It's a massive subject, and there are many different perspectives; here are a few that don't require too much background.
Perspective one: It's a generalization of linear algebra.
Linear algebra is about dealing with systems of linear equations. This is easy: the set of solutions to a (homogeneous) system is just some subspace of $F^n$ (where $F$ is the field of scalars), and you can compute its dimension by row-reducing your system into echelon form.
Algebraic geometry is about dealing with systems of polynomial equations. As you may imagine, this is much harder. In linear algebra, much of the theory is entirely independent of the field $F$, at least until you want to diagonalize operators; in algebraic geometry, non-algebraically-closed $F$ are a massive headache, and there are phenomena in characteristic $p$ that don't show up in characteristic $0$.
Perspective two: It's a computational tool in classical geometry.
In geometry and topology we may wish to study invariants of manifolds. We define lots of invariants, e.g., homology groups, but how can we get our hands on them? For most examples, we can't do it easily at all, but if the example happens to be a complex manifold given by polynomial equations, there's a lot more that we can say. This is especially important if you want to do things with computers.
Perspective three: It's a conceptual way to think about commutative algebra.
If I give you some ring, OK, great, it has prime ideals, maximal ideals, zero divisors, etc.
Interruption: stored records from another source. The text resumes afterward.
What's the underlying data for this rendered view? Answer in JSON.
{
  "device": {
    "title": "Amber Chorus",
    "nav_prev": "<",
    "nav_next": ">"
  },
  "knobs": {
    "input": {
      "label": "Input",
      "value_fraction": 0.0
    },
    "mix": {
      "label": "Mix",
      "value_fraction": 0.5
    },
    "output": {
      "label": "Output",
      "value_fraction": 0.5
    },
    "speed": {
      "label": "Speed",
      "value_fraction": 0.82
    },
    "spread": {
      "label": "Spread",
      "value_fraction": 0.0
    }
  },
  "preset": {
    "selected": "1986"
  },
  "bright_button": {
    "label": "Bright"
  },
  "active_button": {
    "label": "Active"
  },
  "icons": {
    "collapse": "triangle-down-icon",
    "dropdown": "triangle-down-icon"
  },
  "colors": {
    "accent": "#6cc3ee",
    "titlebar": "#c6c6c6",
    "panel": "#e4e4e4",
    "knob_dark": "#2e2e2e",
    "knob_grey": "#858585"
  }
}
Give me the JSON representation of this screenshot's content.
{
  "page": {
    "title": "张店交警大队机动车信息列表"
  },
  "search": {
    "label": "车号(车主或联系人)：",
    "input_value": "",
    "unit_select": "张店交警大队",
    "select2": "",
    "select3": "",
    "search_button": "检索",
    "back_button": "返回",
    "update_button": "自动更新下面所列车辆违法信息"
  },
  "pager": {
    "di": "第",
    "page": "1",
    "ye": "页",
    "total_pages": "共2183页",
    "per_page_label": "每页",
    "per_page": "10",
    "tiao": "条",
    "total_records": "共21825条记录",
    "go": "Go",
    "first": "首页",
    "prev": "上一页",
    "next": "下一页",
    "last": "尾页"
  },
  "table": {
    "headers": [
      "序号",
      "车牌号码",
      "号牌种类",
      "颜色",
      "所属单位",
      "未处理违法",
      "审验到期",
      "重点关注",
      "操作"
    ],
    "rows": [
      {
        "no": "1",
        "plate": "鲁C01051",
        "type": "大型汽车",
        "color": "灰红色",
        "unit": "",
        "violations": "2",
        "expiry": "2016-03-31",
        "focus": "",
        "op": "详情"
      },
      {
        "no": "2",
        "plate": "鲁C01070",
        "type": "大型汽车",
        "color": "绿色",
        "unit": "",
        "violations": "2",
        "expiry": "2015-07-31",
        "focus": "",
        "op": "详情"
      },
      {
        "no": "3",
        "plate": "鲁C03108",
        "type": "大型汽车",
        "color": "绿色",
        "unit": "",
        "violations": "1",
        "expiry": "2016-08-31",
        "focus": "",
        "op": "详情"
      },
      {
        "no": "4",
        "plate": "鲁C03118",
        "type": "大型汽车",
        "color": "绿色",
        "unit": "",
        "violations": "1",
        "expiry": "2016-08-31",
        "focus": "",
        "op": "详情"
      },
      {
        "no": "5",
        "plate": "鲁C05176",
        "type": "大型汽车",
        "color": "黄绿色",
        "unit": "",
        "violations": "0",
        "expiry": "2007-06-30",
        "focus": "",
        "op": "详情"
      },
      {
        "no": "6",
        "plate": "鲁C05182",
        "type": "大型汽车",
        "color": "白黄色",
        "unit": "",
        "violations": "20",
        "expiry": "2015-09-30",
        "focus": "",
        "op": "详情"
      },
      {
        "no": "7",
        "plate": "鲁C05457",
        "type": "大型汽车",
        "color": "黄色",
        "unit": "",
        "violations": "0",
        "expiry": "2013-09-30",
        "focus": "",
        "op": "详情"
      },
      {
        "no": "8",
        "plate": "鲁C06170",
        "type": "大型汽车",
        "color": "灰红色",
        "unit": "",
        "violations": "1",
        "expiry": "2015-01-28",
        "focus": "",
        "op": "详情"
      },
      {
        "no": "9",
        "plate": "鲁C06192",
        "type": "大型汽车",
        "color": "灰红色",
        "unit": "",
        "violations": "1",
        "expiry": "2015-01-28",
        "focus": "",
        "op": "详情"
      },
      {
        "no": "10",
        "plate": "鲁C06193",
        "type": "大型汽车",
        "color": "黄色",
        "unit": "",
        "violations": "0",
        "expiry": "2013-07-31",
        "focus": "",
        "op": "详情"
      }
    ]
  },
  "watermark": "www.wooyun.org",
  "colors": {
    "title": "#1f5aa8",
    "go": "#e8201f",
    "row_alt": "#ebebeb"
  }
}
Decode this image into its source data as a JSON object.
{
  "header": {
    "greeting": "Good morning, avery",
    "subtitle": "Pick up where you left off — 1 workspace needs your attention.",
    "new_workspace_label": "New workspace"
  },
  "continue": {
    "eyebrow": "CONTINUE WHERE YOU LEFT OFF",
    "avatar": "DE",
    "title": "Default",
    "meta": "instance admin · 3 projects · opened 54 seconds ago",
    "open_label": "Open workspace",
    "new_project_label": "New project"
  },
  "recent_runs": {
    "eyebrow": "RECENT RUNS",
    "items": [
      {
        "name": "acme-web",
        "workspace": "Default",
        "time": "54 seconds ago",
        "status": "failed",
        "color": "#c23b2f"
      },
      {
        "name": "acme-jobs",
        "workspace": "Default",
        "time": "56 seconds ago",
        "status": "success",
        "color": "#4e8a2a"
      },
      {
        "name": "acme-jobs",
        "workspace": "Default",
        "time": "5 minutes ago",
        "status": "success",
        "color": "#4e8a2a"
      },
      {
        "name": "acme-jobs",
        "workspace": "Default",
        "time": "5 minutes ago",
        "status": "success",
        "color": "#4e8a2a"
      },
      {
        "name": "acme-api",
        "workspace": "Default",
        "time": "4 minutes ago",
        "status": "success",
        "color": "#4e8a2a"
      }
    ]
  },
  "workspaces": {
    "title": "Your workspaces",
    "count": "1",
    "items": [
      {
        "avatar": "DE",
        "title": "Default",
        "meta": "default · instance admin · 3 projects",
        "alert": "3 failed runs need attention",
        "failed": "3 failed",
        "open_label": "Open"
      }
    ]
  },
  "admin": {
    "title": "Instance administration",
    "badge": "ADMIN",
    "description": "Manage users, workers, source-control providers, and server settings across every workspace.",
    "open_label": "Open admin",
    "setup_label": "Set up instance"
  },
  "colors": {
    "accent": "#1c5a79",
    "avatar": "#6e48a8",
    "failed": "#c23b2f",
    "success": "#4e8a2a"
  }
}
What does all this mean, and how do you ever remember the barrage of technical theorems about integrality, Artin rings, regular local rings, etc?
If the ring is the ring of functions on some space, then the geometry of the space may reflect properties of the ring, and we can remember the commutative algebra by picturing the geometry. What Grothendieck realized is that if we define "space" correctly (which is not so easy), every ring is the ring of functions on some space! For an example of how you might relate geometry to intrinsic properties of the ring: the space attached to a ring is connected if and only if all of the zero divisors in the ring are nilpotent.